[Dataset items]
>>>>
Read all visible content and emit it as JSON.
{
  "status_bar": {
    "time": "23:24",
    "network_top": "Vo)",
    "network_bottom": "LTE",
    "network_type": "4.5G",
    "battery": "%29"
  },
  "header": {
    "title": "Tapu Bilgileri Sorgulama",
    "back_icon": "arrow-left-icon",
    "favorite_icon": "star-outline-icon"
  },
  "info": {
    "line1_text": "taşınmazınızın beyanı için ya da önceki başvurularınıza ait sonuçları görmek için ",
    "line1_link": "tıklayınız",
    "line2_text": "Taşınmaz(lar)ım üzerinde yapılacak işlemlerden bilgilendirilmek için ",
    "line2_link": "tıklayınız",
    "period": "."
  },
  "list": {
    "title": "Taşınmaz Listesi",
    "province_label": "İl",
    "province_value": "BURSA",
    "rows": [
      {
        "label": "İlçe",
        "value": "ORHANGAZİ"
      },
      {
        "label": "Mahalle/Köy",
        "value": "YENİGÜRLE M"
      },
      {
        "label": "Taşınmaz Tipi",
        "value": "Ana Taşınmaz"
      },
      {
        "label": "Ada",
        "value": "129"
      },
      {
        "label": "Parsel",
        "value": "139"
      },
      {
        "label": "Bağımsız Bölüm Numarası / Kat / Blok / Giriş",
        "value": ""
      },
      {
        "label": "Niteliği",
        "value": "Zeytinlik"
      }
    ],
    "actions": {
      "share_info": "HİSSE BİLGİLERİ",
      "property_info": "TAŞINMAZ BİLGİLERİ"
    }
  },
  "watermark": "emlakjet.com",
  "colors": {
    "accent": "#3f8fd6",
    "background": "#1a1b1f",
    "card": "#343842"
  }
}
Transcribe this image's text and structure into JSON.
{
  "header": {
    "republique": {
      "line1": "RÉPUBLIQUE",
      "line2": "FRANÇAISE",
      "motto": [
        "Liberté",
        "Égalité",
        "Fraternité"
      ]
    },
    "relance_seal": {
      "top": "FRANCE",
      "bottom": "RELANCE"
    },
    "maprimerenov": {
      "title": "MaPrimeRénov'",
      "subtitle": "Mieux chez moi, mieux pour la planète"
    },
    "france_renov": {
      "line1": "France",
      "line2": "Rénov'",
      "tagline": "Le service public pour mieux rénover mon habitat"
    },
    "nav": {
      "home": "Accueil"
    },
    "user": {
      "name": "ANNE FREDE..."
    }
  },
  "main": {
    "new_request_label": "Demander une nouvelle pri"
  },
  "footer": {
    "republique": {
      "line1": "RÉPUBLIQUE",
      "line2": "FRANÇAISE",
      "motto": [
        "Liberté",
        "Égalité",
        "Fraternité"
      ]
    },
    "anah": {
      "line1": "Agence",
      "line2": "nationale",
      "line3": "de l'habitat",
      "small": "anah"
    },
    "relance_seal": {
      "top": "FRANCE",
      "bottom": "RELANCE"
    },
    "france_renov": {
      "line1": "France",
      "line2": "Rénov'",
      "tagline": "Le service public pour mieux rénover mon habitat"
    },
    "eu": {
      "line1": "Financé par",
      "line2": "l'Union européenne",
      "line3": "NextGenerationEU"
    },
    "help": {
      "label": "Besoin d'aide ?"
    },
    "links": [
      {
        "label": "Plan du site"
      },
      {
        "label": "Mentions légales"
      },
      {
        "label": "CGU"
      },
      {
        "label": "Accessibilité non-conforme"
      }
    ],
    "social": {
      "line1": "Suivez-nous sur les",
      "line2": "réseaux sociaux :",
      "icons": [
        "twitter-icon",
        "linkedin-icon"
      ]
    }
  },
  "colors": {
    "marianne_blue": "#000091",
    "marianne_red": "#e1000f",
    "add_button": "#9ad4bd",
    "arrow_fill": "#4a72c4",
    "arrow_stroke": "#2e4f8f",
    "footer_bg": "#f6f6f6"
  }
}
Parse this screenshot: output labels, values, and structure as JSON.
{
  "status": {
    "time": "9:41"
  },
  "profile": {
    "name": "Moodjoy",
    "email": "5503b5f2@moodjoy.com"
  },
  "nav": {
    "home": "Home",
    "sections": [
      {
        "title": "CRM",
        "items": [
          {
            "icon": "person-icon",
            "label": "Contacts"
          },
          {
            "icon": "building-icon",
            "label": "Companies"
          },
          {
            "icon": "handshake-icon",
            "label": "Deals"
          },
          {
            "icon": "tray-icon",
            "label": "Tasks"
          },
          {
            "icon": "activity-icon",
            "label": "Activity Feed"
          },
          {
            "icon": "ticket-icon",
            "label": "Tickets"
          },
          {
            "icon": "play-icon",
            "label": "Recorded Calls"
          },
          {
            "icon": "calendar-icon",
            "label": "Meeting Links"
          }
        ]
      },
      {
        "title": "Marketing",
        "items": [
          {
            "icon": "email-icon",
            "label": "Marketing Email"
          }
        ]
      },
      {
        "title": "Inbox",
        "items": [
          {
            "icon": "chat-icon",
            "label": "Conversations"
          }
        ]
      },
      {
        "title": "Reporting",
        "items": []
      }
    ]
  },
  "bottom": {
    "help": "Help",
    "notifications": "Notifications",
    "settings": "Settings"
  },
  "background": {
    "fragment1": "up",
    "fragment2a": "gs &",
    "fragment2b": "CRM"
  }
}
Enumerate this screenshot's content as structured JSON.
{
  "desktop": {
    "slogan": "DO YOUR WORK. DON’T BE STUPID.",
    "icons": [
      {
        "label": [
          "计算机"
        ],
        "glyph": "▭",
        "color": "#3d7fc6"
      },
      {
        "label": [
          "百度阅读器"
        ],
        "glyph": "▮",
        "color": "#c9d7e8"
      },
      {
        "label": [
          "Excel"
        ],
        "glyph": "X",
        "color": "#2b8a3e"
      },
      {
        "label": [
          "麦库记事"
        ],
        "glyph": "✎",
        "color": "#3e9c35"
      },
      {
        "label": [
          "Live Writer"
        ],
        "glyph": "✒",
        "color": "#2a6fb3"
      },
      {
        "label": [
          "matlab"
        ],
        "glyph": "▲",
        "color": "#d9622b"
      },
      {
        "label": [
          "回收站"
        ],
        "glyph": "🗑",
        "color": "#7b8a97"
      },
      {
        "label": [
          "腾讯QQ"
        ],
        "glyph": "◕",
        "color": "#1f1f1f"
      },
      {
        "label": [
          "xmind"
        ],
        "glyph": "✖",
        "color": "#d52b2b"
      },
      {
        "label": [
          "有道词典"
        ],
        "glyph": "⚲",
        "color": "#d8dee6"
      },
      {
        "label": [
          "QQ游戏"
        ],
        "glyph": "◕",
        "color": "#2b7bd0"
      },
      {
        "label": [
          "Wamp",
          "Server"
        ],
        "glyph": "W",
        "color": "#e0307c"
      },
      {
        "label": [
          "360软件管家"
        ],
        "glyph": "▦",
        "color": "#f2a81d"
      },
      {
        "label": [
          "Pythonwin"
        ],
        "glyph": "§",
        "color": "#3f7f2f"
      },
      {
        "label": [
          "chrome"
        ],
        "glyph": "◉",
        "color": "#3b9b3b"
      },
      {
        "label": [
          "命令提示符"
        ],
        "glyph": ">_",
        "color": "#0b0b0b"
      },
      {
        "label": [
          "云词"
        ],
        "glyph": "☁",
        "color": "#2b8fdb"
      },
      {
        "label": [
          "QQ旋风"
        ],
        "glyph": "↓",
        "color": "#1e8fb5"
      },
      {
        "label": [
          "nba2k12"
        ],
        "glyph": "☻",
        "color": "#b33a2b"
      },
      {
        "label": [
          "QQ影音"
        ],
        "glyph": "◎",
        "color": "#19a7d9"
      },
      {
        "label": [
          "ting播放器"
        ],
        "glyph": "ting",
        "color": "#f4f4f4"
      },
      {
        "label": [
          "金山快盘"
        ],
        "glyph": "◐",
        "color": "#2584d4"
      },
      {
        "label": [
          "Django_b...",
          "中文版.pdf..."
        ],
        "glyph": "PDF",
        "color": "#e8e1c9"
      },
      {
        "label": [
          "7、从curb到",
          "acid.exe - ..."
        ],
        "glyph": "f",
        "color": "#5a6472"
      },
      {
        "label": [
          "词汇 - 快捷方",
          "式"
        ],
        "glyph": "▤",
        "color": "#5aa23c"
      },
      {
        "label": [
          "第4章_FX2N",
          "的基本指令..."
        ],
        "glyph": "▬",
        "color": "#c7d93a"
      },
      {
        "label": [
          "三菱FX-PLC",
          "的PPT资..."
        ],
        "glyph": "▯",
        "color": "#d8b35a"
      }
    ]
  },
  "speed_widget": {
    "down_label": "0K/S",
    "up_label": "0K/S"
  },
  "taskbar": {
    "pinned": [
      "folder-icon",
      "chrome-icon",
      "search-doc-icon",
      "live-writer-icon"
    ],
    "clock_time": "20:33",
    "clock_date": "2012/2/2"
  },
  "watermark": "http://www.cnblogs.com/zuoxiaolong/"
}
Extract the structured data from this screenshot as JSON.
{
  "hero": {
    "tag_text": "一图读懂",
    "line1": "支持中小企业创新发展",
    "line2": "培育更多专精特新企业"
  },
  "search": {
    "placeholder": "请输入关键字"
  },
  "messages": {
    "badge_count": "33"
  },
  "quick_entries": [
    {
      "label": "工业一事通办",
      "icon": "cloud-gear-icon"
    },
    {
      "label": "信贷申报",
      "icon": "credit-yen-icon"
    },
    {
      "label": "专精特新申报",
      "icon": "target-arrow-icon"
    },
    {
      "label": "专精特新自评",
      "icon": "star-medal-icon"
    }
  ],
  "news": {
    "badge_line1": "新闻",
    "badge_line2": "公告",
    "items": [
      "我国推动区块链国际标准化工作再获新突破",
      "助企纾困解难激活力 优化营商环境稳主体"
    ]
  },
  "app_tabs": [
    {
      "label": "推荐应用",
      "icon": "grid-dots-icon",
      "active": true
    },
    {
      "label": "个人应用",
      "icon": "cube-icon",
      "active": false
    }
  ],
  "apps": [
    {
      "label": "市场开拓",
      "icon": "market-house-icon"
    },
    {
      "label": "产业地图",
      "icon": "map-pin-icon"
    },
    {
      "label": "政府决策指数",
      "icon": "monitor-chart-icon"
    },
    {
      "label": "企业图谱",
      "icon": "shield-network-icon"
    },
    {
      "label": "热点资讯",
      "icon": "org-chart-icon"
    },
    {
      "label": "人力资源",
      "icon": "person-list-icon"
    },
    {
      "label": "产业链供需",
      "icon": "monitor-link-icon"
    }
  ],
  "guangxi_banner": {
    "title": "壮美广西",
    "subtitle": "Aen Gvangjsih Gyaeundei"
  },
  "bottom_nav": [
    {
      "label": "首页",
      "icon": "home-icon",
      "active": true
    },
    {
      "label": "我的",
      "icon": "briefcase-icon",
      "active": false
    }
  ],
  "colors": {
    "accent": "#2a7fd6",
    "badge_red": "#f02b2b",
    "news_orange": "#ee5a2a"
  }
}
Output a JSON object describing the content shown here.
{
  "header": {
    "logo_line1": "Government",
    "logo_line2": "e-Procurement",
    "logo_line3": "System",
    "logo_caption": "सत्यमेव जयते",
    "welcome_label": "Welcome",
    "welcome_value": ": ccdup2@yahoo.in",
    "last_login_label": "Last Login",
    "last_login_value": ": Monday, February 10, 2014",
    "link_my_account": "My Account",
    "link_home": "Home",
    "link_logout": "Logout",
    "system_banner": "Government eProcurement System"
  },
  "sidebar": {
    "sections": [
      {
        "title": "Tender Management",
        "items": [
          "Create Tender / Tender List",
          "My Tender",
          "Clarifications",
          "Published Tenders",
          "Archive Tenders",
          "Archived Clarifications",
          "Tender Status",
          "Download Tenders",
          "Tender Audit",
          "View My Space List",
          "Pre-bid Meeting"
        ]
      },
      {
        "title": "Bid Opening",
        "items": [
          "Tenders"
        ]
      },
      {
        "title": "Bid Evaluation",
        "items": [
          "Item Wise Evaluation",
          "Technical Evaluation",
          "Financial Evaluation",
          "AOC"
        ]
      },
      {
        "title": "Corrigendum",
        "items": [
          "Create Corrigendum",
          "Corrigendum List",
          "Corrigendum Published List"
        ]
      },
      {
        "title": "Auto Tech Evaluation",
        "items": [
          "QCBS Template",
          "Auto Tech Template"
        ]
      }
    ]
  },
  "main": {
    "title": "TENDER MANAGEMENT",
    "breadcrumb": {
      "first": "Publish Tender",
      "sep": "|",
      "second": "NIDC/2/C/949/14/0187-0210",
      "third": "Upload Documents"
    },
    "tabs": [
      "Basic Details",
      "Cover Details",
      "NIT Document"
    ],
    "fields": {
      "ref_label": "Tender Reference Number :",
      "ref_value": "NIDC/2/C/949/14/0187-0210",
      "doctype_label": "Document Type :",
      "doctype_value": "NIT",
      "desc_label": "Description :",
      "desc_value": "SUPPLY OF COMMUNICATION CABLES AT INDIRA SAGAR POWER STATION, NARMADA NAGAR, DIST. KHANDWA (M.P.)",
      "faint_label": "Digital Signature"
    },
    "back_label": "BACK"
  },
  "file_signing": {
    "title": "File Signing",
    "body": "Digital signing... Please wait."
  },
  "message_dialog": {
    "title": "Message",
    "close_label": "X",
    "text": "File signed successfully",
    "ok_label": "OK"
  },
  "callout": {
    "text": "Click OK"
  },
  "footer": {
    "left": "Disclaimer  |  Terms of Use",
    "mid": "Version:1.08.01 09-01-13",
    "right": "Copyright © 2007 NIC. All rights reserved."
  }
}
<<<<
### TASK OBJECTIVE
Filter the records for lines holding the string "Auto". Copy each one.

### TASK SOLUTION
        "title": "Auto Tech Evaluation",
          "Auto Tech Template"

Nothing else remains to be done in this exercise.